Also be sure not to plan a three-martini lunch there: the restaurant is dry. A selection of Israeli sodas (including a tasty grapefruit one, $1.99) is about as exotic as the beverage selections get.
But exotic isn’t really the thing at Taam-Tov. Affordable dishes with simple, direct, honest flavors are. These are the recipes the restaurant has honed during the six years it has been a diamond district mainstay.
The prices are also a major attraction. After spending big for diamonds down on the street, it’s good to know there’s a place nearby that’s easy on your mind and your wallet.
Taam Tov, perched two floors above 47th Street, is a darling of the Diamond District and acclaimed by the New York Times as “the best deal on a street where you can end up spending a fortune.” It is also highly-ranked as one of the city’s top restaurants by The Village Voice and was noted as one of the best and most reasonably-priced eateries by New York Magazine.
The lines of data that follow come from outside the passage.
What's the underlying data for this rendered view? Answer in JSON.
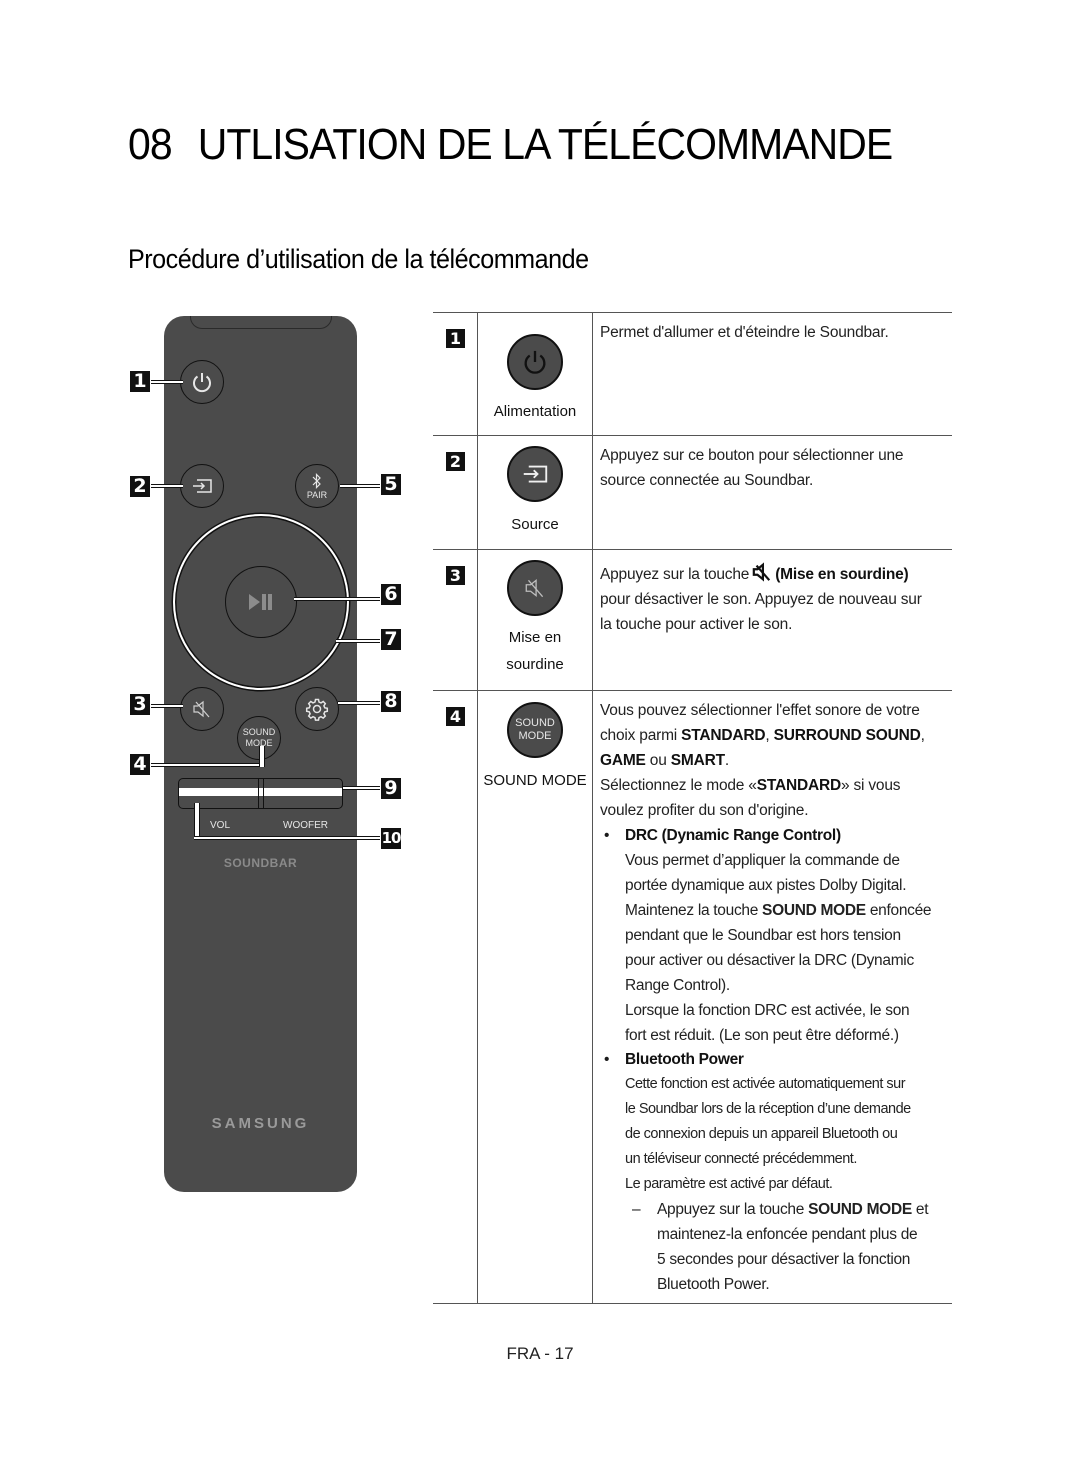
{
  "chapter": {
    "number": "08",
    "title": "UTLISATION DE LA TÉLÉCOMMANDE"
  },
  "section_title": "Procédure d’utilisation de la télécommande",
  "remote": {
    "pair_label": "PAIR",
    "sound_mode_line1": "SOUND",
    "sound_mode_line2": "MODE",
    "vol_label": "VOL",
    "woofer_label": "WOOFER",
    "soundbar_label": "SOUNDBAR",
    "brand": "SAMSUNG",
    "callouts": [
      "1",
      "2",
      "3",
      "4",
      "5",
      "6",
      "7",
      "8",
      "9",
      "10"
    ]
  },
  "table": {
    "rows": [
      {
        "number": "1",
        "icon": "power-icon",
        "label": "Alimentation",
        "description": "Permet d'allumer et d'éteindre le Soundbar."
      },
      {
        "number": "2",
        "icon": "source-icon",
        "label": "Source",
        "description_line1": "Appuyez sur ce bouton pour sélectionner une",
        "description_line2": "source connectée au Soundbar."
      },
      {
        "number": "3",
        "icon": "mute-icon",
        "label_line1": "Mise en",
        "label_line2": "sourdine",
        "description_prefix": "Appuyez sur la touche",
        "description_bold": "(Mise en sourdine)",
        "description_line2": "pour désactiver le son. Appuyez de nouveau sur",
        "description_line3": "la touche pour activer le son."
      },
      {
        "number": "4",
        "icon_line1": "SOUND",
        "icon_line2": "MODE",
        "label": "SOUND MODE",
        "intro_line1": "Vous pouvez sélectionner l'effet sonore de votre",
        "intro_line2_prefix": "choix parmi ",
        "mode_standard": "STANDARD",
        "sep_comma": ", ",
        "mode_surround": "SURROUND SOUND",
        "trail_comma": ",",
        "mode_game": "GAME",
        "word_ou": " ou ",
        "mode_smart": "SMART",
        "period": ".",
        "select_prefix": "Sélectionnez le mode «",
        "select_bold": "STANDARD",
        "select_suffix": "» si vous",
        "select_line2": "voulez profiter du son d'origine.",
        "drc": {
          "title": "DRC (Dynamic Range Control)",
          "lines": [
            "Vous permet d’appliquer la commande de",
            "portée dynamique aux pistes Dolby Digital."
          ],
          "hold_prefix": "Maintenez la touche ",
          "hold_bold": "SOUND MODE",
          "hold_suffix": " enfoncée",
          "lines2": [
            "pendant que le Soundbar est hors tension",
            "pour activer ou désactiver la DRC (Dynamic",
            "Range Control).",
            "Lorsque la fonction DRC est activée, le son",
            "fort est réduit. (Le son peut être déformé.)"
          ]
        },
        "bluetooth_power": {
          "title": "Bluetooth Power",
          "lines": [
            "Cette fonction est activée automatiquement sur",
            "le Soundbar lors de la réception d’une demande",
            "de connexion depuis un appareil Bluetooth ou",
            "un téléviseur connecté précédemment.",
            "Le paramètre est activé par défaut."
          ],
          "dash": "–",
          "dash_prefix": "Appuyez sur la touche ",
          "dash_bold": "SOUND MODE",
          "dash_suffix": " et",
          "dash_lines": [
            "maintenez-la enfoncée pendant plus de",
            "5 secondes pour désactiver la fonction",
            "Bluetooth Power."
          ]
        }
      }
    ]
  },
  "page_number": "FRA - 17"
}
Bukharian cuisine is enjoying a renaissance, said owner Roman Kanatov. Taam Tov, which means good taste in Hebrew, is the perfect place to become acquainted with the exotic, flavorful and zesty cooking of the Central Asian/ Russian region.The succulent spices of Bukharian cuisine waft from the third-floor kitchen to the street level, beckoning visitors to the 47th Street jewelry district to try the offerings at Taam Tov.
The dining area is open and airy, with floor-to-ceiling windows to take in the lively locale down below. Chef/Owner Avi Koyonov stays true to the classic recipes of homeland, while creating a distinct menu of main dishes that include Manty, an appetizer of steamed dumplings with beef and spices, Golubtsy, stuffed cabbage with meat and rice, and Uzbek Pilaf, juicy meat with rice and carrots.
Perhaps the best known of Bukharian fare are Shish Kebabs, succulent meats on skewers, and the variety here astounds with a choice of lamb, beef, chicken and veal, salmon, tilapia and sea bass. Other options include house favorites
Rib-Eye Steak, which is marinated Bukharian-style and charcoaled to perfection, and grilled Tilapia. For dessert, home-made pastries filled with nuts are a stand-out. Taam Tov hosts private parties with music on-site, and caters special events in homes and halls.